REQUIRED WORK: State how many lines of the records contain the string "FUNCIONARIO", and give no other information.

GIVEN ENTRIES:
........

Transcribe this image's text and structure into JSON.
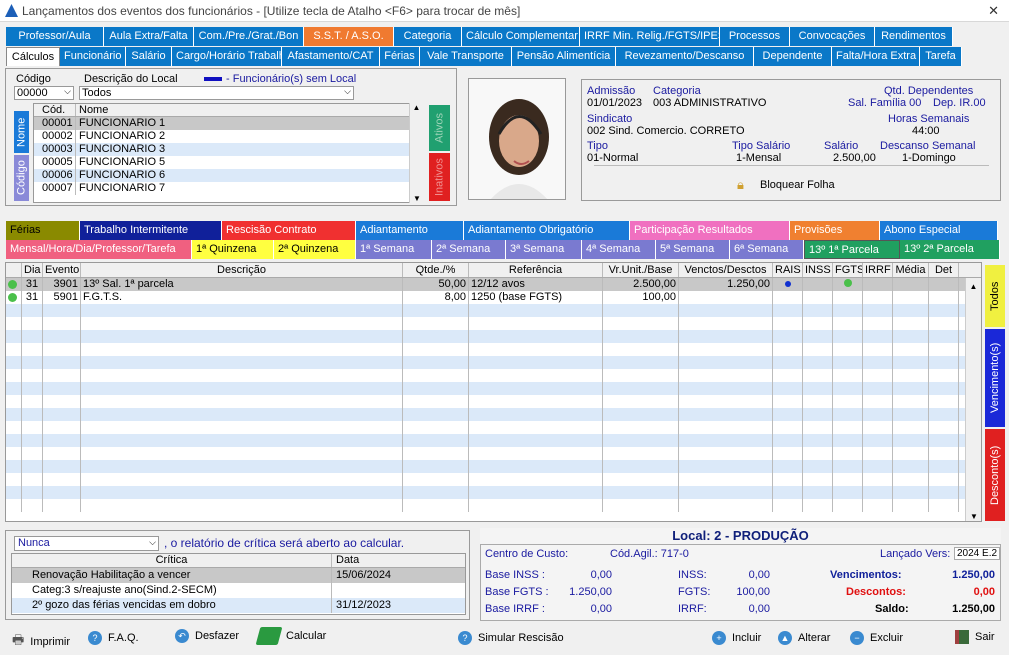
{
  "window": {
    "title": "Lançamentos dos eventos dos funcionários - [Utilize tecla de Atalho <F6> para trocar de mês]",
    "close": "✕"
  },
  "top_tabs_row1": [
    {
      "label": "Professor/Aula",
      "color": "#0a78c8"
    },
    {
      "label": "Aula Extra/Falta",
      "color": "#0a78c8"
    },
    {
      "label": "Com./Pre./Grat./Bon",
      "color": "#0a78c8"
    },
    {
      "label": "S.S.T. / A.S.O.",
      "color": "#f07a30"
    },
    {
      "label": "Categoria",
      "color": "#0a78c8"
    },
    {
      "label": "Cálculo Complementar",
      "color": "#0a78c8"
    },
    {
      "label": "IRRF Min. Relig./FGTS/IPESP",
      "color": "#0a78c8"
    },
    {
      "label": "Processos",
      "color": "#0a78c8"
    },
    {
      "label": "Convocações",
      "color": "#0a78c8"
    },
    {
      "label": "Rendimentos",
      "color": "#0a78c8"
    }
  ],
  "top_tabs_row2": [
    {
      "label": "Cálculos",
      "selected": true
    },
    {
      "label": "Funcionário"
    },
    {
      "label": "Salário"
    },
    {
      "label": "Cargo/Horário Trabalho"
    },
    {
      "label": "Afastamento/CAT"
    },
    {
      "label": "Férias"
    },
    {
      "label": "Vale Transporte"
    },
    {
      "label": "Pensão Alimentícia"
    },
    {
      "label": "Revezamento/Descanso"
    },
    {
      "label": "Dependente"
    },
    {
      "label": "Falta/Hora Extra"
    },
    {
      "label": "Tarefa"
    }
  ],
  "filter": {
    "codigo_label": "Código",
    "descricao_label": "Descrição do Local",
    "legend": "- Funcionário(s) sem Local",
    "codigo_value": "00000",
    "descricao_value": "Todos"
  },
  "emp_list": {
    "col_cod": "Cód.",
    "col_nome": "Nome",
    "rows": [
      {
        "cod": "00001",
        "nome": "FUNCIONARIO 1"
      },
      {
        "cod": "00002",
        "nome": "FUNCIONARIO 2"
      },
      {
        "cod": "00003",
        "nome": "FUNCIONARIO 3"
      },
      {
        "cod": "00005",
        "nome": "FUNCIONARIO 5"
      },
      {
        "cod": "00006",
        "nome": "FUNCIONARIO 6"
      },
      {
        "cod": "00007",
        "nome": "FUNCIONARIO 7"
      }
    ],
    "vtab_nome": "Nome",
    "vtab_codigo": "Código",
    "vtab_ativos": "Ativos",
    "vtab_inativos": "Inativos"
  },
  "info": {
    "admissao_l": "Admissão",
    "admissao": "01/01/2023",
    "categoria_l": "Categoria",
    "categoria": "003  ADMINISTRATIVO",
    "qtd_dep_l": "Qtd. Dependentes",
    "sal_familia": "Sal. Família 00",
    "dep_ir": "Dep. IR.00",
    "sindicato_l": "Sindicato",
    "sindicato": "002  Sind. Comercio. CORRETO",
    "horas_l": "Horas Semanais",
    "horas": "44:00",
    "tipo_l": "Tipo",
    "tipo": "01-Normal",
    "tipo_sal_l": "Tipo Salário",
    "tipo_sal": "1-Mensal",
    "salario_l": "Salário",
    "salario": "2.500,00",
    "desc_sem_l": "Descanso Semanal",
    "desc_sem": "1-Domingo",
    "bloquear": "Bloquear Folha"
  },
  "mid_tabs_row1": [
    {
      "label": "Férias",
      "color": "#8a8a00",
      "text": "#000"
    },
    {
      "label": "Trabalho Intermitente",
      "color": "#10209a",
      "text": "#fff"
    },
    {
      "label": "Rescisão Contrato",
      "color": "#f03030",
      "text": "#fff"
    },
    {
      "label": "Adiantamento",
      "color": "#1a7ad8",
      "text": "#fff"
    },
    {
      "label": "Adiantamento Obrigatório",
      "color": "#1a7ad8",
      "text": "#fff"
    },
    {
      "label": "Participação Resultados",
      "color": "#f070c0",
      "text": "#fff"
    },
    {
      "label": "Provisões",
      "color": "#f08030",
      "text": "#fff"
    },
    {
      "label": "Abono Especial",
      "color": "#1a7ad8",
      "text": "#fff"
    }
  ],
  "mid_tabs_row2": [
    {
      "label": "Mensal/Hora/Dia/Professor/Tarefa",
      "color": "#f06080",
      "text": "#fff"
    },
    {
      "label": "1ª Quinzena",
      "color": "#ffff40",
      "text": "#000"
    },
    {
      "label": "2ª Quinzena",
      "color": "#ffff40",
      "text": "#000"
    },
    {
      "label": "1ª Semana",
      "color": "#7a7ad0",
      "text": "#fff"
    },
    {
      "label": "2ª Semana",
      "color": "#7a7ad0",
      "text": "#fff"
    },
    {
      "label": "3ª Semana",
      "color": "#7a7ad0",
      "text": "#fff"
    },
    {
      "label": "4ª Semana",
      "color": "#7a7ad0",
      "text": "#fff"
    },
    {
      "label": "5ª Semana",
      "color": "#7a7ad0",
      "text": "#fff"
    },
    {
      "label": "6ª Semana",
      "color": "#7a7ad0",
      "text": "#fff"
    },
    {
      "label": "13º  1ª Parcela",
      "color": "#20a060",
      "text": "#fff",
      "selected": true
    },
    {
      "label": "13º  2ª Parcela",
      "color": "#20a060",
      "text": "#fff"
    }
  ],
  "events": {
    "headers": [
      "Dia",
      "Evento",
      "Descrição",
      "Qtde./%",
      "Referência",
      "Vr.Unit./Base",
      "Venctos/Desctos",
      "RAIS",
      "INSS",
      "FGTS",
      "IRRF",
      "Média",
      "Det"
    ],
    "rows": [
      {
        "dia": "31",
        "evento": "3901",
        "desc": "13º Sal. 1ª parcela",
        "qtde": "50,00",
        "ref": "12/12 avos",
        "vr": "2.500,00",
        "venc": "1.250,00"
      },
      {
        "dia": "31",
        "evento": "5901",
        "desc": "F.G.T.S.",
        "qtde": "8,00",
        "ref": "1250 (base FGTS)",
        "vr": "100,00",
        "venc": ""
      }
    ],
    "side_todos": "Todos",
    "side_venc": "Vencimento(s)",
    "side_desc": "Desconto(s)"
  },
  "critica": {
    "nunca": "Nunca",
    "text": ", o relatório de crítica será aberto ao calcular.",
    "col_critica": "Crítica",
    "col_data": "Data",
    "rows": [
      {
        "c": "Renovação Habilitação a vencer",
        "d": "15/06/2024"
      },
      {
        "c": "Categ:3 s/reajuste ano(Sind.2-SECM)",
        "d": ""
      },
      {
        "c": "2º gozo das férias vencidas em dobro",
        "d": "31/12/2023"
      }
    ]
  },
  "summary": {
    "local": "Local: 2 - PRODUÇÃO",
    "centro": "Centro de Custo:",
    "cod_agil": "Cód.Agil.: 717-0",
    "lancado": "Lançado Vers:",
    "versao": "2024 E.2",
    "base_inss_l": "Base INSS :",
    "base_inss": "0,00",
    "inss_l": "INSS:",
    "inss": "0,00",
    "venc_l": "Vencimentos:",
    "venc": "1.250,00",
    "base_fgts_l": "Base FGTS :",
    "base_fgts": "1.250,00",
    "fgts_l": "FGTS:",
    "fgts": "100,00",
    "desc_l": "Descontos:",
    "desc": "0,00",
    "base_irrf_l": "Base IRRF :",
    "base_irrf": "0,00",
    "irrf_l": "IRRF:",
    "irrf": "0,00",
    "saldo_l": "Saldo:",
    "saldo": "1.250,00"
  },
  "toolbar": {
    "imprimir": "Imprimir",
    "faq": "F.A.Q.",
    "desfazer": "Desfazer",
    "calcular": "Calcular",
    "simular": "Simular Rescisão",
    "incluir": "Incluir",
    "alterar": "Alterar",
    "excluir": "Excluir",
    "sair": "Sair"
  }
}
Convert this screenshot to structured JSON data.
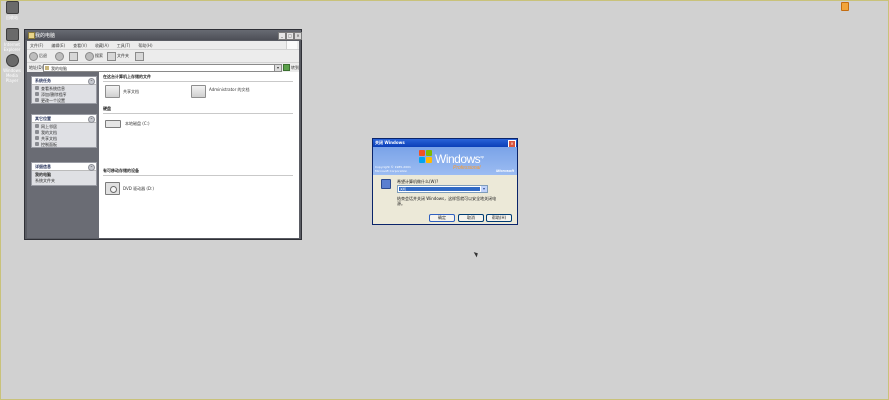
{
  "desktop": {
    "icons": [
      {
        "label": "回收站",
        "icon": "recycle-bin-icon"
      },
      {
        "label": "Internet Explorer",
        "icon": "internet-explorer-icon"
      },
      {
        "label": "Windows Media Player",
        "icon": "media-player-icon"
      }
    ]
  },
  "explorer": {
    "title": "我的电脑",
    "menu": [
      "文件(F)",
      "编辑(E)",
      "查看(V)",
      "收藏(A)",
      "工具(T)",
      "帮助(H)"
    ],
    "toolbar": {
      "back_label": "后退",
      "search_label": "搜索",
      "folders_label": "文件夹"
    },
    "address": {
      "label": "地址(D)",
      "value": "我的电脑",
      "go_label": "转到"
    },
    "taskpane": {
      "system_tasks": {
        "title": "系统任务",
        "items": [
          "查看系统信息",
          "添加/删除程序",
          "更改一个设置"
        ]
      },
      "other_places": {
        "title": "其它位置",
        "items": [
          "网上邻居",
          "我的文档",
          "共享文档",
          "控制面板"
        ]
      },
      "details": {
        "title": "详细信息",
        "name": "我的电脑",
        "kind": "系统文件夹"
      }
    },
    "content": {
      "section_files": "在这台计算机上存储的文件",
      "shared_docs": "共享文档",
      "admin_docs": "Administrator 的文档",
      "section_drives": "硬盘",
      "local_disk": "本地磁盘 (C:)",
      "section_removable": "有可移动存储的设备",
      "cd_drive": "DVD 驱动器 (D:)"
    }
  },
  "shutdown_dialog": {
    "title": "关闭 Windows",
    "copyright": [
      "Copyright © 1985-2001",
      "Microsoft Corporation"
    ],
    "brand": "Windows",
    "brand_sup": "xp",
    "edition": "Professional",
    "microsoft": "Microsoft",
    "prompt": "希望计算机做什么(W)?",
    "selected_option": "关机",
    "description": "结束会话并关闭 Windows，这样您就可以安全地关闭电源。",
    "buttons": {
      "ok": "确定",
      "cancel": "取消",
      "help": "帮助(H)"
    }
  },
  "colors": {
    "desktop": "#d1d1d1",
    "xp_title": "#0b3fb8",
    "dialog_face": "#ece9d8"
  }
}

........

SOLUTION BELOW: 6